This post on using Tags and Categories on a blog was written by Michael Martin from Pro Blog Design.
In terms of coding, categories and tags are almost identical. A category system could very easily be used as a tagging system, and vice versa.
So what is it that makes the two different? And how are they best used?
Understanding and Using Categories
Categories are best imagined as a paper filing system. Each page in the system must be filed away in the appropriate drawer. There are only a set number of drawers, and so each must cover a rather wide blanket.
In your blog, categories are best used in exactly the same way:
- The number of categories should be small. Resist the temptation to add new categories because a long list of them will not be read or browsed by anyone and so, is of no use.
- Each post goes into one category. The categories are a way of giving a post permanent storage, just as the drawers do. You cannot put one piece of paper into two drawers, and in the same way, a single post should go into a single category.
- Categories are navigation elements. Categories are not simply a way of labelling posts, they are a core element of your navigation. Your categories should be factored into your site’s architecture and navigation, and displayed appropriately.
- Categories in URLs. A category represents the traditional folder system of a HTML website. Using permalinks with category names included is a good way of displaying the tiered architecture of a web site. Consider this URL – http://domain.com/category/post-name/ – If I want to return to the post’s category (i.e. go “up a level” in the architecture), I simply slash the post-name off the URL.
Complement the Categories With Tags
The most common problem with tagging is that it is used for the same purposes that categories are. Your tags aren’t categories. They are complements to your categories.
Think of tags as the colorful little page markers you might use to flick back to your favorite pages in a book. The tags don’t describe the book as a whole, instead they describe individual sections of the book.
- Use the same tags over and over again. The tagging system is useless when the tags you use vary. For instance, if you have a series of posts on writing articles, you could tag them as “journalism,” “writing,” “copywriting,” or a hundred other variations. The important thing is that you choose one of them, and then reuse it on every post you ever write on the topic.
- Tags do not need to be displayed in the sidebar. Tagging is not a part of your navigational structure, and so it does not necessarily have to be displayed in the sidebar. Why not simply list a post’s tags at the end of the post? The contextualisation will make them much more valuable to readers, and could even be used to replace “Related Posts,” plugins and such.
- The tag cloud is easy to scan. If you do use your tags in your sidebar, then use the tag cloud. A list of categories is very easily recognised because it is in a list. A list of tags will be clearly recognised as such if it is in a cloud. The cloud works because it fits a lot of information into a small space, and is easy to scan over.

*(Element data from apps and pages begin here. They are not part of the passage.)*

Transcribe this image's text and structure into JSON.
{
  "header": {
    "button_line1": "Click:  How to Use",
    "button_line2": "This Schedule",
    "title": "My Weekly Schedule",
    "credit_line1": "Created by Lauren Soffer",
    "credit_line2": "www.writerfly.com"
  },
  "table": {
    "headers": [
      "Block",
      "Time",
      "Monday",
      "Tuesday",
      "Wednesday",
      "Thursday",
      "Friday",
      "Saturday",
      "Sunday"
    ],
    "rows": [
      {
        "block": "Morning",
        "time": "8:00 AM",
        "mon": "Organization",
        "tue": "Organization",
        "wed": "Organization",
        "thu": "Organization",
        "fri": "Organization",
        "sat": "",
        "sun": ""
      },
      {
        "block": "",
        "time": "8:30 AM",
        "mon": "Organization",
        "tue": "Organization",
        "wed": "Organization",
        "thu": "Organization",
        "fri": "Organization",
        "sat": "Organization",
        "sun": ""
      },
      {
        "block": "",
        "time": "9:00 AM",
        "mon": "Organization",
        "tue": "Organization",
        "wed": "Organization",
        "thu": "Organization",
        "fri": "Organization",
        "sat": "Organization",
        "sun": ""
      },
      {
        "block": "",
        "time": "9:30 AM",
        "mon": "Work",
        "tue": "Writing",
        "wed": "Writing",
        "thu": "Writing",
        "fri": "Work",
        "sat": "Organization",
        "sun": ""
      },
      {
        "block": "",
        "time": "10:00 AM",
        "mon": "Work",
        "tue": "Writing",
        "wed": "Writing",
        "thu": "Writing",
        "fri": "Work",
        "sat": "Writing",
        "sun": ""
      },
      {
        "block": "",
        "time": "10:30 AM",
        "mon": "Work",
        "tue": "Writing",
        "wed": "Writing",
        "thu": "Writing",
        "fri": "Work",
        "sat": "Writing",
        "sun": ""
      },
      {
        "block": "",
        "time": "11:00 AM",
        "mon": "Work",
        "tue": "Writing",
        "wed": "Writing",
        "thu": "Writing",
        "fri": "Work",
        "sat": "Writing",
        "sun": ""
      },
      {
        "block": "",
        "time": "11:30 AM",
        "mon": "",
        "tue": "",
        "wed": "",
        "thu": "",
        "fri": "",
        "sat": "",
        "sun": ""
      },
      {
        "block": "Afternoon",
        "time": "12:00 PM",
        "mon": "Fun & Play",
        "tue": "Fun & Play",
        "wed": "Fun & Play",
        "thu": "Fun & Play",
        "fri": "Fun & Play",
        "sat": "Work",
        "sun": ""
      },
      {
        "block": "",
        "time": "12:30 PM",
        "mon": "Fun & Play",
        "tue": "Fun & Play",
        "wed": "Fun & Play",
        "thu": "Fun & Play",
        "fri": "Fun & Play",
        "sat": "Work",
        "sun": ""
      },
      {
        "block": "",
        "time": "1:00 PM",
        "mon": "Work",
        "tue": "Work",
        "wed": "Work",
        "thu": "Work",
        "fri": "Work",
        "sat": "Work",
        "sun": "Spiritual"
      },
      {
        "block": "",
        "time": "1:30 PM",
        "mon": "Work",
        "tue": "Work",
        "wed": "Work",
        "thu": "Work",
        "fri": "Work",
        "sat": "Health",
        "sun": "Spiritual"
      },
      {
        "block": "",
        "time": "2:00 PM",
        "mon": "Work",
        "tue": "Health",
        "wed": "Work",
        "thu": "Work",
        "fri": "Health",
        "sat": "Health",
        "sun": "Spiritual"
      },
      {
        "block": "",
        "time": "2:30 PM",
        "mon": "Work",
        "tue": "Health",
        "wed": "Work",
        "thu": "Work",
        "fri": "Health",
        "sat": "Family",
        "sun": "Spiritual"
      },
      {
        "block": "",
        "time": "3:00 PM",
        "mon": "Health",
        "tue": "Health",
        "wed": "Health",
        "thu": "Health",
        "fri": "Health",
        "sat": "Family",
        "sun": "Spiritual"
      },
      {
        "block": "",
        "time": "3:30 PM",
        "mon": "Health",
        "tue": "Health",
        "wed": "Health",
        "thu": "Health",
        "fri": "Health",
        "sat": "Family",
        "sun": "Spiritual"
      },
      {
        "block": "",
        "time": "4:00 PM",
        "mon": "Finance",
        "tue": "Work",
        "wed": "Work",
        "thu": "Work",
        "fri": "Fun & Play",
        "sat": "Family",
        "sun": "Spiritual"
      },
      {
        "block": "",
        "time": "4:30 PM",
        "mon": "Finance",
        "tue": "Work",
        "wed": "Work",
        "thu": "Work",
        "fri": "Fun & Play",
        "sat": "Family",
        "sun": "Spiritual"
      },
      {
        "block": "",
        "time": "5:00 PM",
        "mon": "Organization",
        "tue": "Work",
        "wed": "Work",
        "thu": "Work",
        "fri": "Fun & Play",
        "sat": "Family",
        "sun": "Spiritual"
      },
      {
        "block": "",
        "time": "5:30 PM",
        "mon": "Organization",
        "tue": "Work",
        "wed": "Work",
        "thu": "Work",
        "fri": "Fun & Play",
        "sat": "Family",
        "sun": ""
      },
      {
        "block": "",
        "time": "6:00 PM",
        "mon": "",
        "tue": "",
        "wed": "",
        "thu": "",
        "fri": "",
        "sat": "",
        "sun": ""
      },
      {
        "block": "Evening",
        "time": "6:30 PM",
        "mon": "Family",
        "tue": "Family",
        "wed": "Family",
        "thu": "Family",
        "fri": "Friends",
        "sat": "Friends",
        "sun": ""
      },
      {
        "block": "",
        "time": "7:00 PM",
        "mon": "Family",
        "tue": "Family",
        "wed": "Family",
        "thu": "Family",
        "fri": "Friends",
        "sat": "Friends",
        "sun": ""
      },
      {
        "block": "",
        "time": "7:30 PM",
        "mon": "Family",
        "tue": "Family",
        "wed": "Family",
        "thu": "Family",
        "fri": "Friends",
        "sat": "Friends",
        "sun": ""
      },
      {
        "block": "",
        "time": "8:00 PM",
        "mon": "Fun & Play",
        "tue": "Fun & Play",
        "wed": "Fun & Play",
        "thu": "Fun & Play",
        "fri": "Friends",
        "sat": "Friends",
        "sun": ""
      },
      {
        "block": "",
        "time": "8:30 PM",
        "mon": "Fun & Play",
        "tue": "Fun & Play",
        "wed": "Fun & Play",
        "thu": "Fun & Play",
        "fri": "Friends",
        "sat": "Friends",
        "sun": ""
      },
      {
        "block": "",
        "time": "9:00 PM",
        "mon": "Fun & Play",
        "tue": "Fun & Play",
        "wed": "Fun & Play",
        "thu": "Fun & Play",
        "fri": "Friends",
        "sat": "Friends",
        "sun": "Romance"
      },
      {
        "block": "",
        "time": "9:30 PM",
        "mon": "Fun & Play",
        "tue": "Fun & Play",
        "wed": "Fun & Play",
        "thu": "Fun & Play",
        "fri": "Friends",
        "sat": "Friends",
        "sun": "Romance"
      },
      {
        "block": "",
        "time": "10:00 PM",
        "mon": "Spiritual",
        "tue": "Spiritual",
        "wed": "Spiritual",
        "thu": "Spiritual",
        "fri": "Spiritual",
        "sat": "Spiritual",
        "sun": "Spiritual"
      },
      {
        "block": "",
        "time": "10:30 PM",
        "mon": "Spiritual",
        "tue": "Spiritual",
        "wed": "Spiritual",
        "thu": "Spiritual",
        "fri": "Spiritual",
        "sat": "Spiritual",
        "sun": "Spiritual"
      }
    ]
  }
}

Tags have a lot of potential. To a certain extent, they could be used to replace searching, if done well. Let’s say I’m interested in posts about FeedBurner. Am I more likely to get good results by searching and having every post that has ever mentioned FeedBurner returned to me, or by clicking a tag and only seeing the posts which have been specifically tagged as discussing FeedBurner?
Categories and tags are both very useful assets, provided they are each used for their own purpose. The upcoming WordPress 2.3 release will include tags by default, which can only serve to heighten their popularity. Are you using tags on your blog? Will you be using them in the future?